Ecologist says ‘this is the first time we’ve seen the process of drying up happen already in January.’
By Zafrir Rinat | Feb. 6, 2014 | 11:27 AM

The dry winter has nature conservancy groups worried about the fate of winter pools and the wildlife that depend on them for survival. The Society for the Protection of Nature in Israel says that many of the pools it monitors either never filled up to begin with or are drying out prematurely.

Of the approximately 25 pools SPNI monitors, 17 are either almost completely dry or drying out rapidly. Usually, however, these pools don’t dry up until April.

“There have been winters in which little rain fell, and then the pools dried up earlier, usually around March,” said Dr. Ofri Gabay, an SPNI ecologist. “But this is the first time we’ve seen the process of drying up happen already in January.”

Most winter pools are small, but they house a rich variety of wildlife, including crustaceans and amphibians. Some of these species require the pools so they can complete their life cycle. Amphibians, for instance, lay eggs in the pools and develop as tadpoles in it; only afterward do they leave and complete their development into adulthood on land.

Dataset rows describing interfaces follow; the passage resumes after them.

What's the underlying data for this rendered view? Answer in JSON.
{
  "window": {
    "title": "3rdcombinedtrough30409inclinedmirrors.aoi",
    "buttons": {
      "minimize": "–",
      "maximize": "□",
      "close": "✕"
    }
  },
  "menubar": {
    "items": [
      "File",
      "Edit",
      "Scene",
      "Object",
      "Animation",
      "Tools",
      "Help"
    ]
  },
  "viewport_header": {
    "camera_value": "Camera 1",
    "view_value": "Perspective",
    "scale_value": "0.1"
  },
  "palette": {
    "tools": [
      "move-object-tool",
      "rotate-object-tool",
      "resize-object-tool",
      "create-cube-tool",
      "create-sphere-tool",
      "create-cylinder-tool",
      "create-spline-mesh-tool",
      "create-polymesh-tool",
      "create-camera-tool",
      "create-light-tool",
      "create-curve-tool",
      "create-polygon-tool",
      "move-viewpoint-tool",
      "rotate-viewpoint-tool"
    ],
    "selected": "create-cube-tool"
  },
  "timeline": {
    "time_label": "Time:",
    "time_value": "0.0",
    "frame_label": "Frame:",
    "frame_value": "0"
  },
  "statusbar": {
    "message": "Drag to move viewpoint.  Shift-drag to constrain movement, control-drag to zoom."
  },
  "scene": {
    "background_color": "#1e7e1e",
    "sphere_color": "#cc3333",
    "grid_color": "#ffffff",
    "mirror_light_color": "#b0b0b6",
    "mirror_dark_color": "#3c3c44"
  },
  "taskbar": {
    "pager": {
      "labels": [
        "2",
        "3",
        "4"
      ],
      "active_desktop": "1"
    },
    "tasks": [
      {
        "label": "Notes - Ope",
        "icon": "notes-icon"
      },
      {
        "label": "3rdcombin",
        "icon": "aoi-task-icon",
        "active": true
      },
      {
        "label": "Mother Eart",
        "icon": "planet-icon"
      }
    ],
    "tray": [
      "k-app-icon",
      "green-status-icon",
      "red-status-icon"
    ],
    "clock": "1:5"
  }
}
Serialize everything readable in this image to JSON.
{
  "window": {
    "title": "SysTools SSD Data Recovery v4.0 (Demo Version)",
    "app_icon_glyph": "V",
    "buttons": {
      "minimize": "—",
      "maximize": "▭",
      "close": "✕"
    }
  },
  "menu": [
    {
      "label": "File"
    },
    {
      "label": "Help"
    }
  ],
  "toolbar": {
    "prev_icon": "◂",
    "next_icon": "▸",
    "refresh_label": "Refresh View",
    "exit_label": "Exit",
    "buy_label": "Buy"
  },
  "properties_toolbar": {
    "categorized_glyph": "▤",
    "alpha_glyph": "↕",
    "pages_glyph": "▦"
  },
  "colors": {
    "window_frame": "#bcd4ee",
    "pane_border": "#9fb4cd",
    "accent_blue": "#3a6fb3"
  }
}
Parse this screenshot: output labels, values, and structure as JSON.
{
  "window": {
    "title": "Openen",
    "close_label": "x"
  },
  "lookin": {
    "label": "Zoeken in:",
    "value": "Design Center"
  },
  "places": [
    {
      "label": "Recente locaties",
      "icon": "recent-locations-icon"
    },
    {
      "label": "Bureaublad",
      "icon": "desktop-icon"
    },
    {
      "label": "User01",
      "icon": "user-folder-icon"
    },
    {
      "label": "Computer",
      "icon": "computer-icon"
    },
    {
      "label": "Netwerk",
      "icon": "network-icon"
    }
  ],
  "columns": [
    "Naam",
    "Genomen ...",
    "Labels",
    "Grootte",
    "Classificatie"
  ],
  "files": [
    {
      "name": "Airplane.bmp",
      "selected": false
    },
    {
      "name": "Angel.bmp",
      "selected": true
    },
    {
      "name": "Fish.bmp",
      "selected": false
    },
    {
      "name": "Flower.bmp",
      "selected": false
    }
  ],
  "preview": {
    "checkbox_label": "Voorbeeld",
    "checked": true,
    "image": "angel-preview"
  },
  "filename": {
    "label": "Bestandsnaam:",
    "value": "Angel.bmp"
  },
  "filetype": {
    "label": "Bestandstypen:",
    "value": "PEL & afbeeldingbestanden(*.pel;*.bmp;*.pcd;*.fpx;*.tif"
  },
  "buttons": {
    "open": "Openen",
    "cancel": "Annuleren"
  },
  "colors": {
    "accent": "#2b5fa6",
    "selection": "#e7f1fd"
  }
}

“This dryness can harm the entire life cycle,” Gabay said. “We’ve already seen tadpoles that dehydrated in several pools.”

The Israel Nature and Parks Authority hasn’t yet conducted its own survey of the pools. But Dr. Dana Milstein, an ecologist with the authority, said large pools on the coastal plain did fill up since they have relatively large drainage basins, and received a great deal of water during December’s big storm.

“The situation of the smaller pools is more difficult, and it’s worrying, especially in the north, which got less rain than the central region,” she said. And the problem will only get worse if the coming weeks don’t bring rain.

The long-term implications of the pools drying out aren’t clear. Milstein and Gabay both noted that droughts lasting several years aren’t uncommon in the Middle East, and the species that live around winter pools are adapted to this situation. But species that are already in danger of extinction and have especially long life cycles, like the Eastern Spadefoot toad, could be at risk, they noted.